Instead, Jesus was going to build a far more glorious and impressive temple.  Jesus was going to build his Holy Christian Church.  The foundation of that Church and the power to build that Church was and is Christ’s suffering and death for the salvation of all who believe in him.  Saint Paul says in Ephesians, "you are … members of God’s household, built on the foundation of the apostles and prophets, with Christ Jesus himself as the chief cornerstone. In [Christ] the whole building is joined together and rises to become a holy temple in the Lord. And in him you too are being built together to become a dwelling in which God lives by his Spirit." (Eph 2:19-22)

At the beginning of this sermon I told you how the members of Saint John’s have built, rebuilt, moved, expanded, modified, and refurbished this church building over the last 175 years.  Well, Jesus has done something far bigger and far better over the last 2,000 years.  Jesus has built, expanded, renewed, and grown his Holy Christian Church over the face of the whole earth.  So, that poor miserable convict on the cross did indeed do what the mockers said he could not do.  Christ builds his temple forever.

But Jesus does not build his eternal temple with wood and stone, and with remodeled narthexes and expanded balconies.  Rather, Jesus builds his Holy Christian Church by adding individual souls to his Kingdom.  So, by water and the word in baptism Jesus brought you, your parents, your grandparents, and your children and grandchildren into this Holy Christian Church.   

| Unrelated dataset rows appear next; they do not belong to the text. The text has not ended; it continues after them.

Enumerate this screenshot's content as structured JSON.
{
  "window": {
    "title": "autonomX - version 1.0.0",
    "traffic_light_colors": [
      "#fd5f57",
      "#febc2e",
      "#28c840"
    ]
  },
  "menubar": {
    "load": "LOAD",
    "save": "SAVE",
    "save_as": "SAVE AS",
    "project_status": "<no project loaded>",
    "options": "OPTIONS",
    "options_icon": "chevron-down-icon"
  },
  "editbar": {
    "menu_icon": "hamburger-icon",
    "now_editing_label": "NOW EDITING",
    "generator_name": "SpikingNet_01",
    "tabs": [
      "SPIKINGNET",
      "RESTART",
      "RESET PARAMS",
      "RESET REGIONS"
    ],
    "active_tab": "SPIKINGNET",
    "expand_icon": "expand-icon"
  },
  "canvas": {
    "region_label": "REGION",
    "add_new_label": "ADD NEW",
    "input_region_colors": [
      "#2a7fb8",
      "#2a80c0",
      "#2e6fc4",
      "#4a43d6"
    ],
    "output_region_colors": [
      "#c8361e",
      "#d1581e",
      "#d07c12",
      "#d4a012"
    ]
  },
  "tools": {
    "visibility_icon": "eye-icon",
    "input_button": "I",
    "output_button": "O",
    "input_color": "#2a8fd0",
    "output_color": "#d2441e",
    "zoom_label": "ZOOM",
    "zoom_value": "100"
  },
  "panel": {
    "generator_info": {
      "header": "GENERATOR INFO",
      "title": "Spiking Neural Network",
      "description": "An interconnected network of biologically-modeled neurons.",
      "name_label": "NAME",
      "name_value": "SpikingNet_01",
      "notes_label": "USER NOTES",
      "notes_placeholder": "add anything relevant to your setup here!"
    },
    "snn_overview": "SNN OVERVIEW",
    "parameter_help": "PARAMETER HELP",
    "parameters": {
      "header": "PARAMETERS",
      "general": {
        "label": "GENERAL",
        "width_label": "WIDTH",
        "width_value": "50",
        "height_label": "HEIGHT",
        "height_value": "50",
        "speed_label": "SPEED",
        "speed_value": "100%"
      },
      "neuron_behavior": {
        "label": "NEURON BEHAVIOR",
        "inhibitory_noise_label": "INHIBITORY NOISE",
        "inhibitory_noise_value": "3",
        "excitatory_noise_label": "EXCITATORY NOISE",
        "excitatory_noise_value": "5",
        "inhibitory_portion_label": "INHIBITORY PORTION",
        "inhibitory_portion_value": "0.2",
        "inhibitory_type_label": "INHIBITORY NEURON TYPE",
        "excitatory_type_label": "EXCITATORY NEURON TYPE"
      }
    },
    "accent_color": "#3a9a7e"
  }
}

Christ also added to his Church by feeding the faith of his people.  So, every time you heard how Christ gave his life on the cross, you also grew stronger in your faith and in the Church.  Likewise, every time Jesus gave you his body and blood in Holy Communion, Jesus brought you back to Calvary to receive the forgiveness of your sins.  And by Holy Communion Jesus also points you to the everlasting feast of your happy home in heaven. 

And, one day, Jesus will bless your lifeless body just as God the Father blessed the beaten, bloodied, lifeless body of his Son.  Jesus will raise your body from the dead.  Jesus will glorify your body in the same way his body is glorified forever.  And then Jesus will bring you to the eternal Church—the Church Triumphant in heaven. 

So, repent and believe.  Rejoice and be at peace.  Jesus has built you into his church here at Saint John’s.  Much more, though, Jesus has built you into his one, Holy, Christian Church here on earth and forever in heaven.  Yes, you and every other believer in Christ are proof of it.  Christ builds his temple forever.

Amen.